After months of discussion, several public meetings and one “,” the Woodbury City Council on Wednesday approved the fundamental elements of the Woodbury Drive expansion project.
That includes four lanes from Park Crossing to a quarter mile south of Bailey Road, roundabouts at the Lake and Bailey intersections, trails on both sides of the street, narrower shoulders and lanes, and about $1 million in landscaping work.
The county's $13.3 million roadwork project, which has encountered challenges because of the narrow right-of-way in that area, is expected to begin in the spring of 2013. The city will pay about a quarter of the cost.
Rebholz has made clear his problems with the project, and on Wednesday reiterated his stance that shoulders are not needed between Lake and Bailey roads. He said he was fine with narrow lane widths, as they would likely slow down drivers.
He said he sees no reason why the city should try to rush people between Cottage Grove and Lake Elmo, and also noted his concerns for motorists trying to enter Woodbury Drive from Antrim Road.
The councilman said he decided long ago that the project “is not going to be perfect,” though he did favor trails on both sides of the road—he’s heard from residents who worry about crossing at the roundabouts, and the new paths will further connect the city’s trail system.
Rebholz also asked about a of the corridor and hopes it brings the limit there to 45 mph. He also wondered why there hasn’t been more concern by residents over noise.
Still, he said, it’s “incredibly important that we get this project moving.”
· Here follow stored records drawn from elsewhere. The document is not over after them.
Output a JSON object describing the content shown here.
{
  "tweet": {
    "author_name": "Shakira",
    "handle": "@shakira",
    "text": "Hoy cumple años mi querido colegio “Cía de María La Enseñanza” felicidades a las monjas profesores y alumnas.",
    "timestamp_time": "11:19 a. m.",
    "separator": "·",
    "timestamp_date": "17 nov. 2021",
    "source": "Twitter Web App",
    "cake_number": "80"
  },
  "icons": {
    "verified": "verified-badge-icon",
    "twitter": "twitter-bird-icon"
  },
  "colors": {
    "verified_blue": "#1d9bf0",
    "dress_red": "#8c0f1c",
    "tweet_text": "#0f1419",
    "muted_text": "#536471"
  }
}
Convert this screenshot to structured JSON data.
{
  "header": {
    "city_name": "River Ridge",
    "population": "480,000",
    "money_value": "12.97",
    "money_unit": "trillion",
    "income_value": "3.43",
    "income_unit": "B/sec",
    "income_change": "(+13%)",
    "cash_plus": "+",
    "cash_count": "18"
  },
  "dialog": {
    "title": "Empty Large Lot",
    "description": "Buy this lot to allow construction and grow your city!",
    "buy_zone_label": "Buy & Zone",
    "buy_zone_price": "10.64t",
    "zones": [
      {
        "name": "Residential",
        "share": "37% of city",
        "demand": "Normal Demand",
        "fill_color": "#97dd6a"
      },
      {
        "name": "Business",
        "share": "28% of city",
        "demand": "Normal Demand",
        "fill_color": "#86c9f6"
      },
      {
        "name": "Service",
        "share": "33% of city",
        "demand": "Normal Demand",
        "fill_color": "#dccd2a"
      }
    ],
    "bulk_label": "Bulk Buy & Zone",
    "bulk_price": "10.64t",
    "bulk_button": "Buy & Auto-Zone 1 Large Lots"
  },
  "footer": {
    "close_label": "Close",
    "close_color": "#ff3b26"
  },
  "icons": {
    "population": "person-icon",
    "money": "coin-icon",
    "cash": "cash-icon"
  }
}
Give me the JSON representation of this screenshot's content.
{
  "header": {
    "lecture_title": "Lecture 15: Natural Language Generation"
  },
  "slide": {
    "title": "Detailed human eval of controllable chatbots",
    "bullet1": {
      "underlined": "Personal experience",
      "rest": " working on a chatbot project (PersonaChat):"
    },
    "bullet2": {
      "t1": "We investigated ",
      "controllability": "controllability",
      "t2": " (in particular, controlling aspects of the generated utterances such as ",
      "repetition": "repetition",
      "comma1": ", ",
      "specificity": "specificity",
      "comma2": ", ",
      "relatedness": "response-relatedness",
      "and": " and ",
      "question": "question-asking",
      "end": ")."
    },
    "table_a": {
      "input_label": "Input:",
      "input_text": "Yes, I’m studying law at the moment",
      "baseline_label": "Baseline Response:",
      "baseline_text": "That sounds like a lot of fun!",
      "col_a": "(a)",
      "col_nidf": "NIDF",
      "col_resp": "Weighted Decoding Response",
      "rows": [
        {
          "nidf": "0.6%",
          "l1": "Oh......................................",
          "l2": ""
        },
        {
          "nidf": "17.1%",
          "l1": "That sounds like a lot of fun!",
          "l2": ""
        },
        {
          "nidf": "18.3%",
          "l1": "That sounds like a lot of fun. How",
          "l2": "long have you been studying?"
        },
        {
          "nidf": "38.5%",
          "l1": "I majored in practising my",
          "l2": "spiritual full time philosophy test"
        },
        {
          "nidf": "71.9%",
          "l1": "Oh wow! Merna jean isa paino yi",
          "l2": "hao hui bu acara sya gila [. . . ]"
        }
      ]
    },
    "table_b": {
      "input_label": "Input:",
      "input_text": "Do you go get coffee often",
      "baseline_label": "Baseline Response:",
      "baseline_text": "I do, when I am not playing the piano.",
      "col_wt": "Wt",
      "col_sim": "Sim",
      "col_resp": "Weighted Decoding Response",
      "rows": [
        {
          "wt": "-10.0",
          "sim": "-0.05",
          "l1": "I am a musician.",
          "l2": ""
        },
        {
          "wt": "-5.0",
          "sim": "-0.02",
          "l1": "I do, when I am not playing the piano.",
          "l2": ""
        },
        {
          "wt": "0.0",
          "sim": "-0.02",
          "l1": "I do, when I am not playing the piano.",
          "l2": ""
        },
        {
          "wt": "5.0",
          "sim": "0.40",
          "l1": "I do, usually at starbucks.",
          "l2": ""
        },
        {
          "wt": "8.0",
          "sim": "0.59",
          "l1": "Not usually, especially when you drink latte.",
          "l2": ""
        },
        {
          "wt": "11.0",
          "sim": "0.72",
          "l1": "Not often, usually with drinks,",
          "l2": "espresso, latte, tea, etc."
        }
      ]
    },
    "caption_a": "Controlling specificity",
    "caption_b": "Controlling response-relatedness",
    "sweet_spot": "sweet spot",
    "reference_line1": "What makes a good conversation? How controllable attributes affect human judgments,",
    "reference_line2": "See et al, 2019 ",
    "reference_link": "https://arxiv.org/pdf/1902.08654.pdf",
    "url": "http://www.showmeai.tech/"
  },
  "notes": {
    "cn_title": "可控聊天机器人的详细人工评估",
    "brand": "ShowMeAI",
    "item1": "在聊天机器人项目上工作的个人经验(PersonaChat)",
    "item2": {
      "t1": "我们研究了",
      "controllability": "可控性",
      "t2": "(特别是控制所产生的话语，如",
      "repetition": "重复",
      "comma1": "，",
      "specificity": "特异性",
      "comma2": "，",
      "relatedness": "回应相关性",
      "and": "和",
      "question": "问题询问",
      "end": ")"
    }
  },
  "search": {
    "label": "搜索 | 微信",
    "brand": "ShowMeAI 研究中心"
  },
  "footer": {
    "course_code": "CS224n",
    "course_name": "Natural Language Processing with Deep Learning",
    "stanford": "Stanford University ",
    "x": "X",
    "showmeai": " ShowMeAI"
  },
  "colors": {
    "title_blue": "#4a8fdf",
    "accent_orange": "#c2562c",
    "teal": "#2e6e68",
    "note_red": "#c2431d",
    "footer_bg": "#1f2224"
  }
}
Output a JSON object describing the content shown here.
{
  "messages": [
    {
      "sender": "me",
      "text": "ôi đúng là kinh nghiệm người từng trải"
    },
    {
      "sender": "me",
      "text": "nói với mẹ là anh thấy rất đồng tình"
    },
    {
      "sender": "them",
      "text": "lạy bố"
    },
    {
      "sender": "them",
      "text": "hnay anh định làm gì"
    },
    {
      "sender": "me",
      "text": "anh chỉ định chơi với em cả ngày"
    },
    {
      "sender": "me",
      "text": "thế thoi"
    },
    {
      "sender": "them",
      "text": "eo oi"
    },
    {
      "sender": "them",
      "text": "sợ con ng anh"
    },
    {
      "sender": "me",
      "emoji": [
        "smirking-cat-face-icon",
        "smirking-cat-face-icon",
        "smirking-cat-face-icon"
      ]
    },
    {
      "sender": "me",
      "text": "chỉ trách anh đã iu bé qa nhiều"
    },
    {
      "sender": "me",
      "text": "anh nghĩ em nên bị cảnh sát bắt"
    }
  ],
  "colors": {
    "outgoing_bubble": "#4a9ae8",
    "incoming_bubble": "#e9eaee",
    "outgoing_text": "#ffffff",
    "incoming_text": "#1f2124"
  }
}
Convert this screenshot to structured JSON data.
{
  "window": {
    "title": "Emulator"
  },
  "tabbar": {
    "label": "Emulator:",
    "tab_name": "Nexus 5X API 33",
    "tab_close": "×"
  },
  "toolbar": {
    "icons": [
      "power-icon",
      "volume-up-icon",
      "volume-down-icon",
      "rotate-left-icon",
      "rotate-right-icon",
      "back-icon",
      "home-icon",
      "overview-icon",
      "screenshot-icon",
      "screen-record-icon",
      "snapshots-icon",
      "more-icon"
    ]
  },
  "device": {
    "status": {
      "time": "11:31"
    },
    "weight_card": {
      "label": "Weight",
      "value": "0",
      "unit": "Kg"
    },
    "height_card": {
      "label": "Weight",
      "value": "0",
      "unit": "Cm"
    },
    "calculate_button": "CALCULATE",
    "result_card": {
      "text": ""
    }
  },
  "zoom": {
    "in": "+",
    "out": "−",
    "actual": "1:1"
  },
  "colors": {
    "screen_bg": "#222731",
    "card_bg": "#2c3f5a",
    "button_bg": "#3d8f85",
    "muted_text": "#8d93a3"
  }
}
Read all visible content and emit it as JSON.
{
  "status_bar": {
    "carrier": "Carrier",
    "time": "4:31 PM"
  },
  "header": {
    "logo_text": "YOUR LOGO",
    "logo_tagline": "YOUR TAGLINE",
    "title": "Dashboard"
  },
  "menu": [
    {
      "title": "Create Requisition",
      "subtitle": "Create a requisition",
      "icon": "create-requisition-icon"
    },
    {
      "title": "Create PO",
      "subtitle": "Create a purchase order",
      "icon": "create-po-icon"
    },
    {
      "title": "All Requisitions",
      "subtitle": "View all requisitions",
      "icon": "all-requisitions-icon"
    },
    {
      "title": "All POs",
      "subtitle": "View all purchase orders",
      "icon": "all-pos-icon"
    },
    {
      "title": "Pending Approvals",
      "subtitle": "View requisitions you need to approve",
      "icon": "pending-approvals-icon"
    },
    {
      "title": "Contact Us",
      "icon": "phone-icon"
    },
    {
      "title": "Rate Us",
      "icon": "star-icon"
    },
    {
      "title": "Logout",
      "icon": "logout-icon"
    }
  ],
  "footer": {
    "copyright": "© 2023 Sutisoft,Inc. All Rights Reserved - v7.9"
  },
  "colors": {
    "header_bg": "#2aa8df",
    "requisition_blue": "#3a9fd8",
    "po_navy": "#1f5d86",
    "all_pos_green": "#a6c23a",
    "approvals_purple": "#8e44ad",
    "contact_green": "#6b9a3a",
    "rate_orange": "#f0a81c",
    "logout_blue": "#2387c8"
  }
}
Two residents spoke on the matter during Wednesday night’s meeting at .
Richard Caughron, who lives on Antrim Court, said it's contradictory that officials , which would seem to go against the project’s stated purpose of safety.
He also said trails aren’t needed on both sides of the road.
“You’re trying to shoehorn too many things into a ,” Caughron said.
A trail is necessary on both sides of the road because without it cyclists would have to bike into right turn lanes, City Engineer Klayton Eckles said. Also, if there were just one trail, it would likely mean the road would be closer to homes on one side of the road than the other, raising fairness issues.
“We don’t necessarily gain a whole lot by eliminating a trail,” he said.
Al Rudnickas, president of the Wedgewood homeowners association, agreed that trails aren’t needed on both sides of the road, but also relayed that residents have been confused regarding county communication about easements for the project.
Cory Slagle, an engineering and construction manager for Washington County, said some those easements have changed, and if homeowners weren’t alerted during the latest round of notices, they likely won’t be directly affected.
Rudnickas also said a $30,000 figure for assessments on the association should be a “negotiating item,” and noted that the group already maintains a portion of city property in the area.
Wednesday night’s approval allows the county to move into the next phase of design work, Eckles said. Much of the detail has to do with landscaping. Plans call for a 1,000-foot, 10-foot-tall retaining wall along the property, and about 500 trees will be planted, giving the corridor a “parkway feel," he said.
Parts of the median will also feature plantings, Eckles said.
That “parkway feel” should also slow down drivers, City Administrator Clint Gridley said.
“The more open it feels, the faster the speeds go,” he said.
Next, the council will hold an Aug. 8 public hearing on the project.
Check out the PDF with this story for further specifics.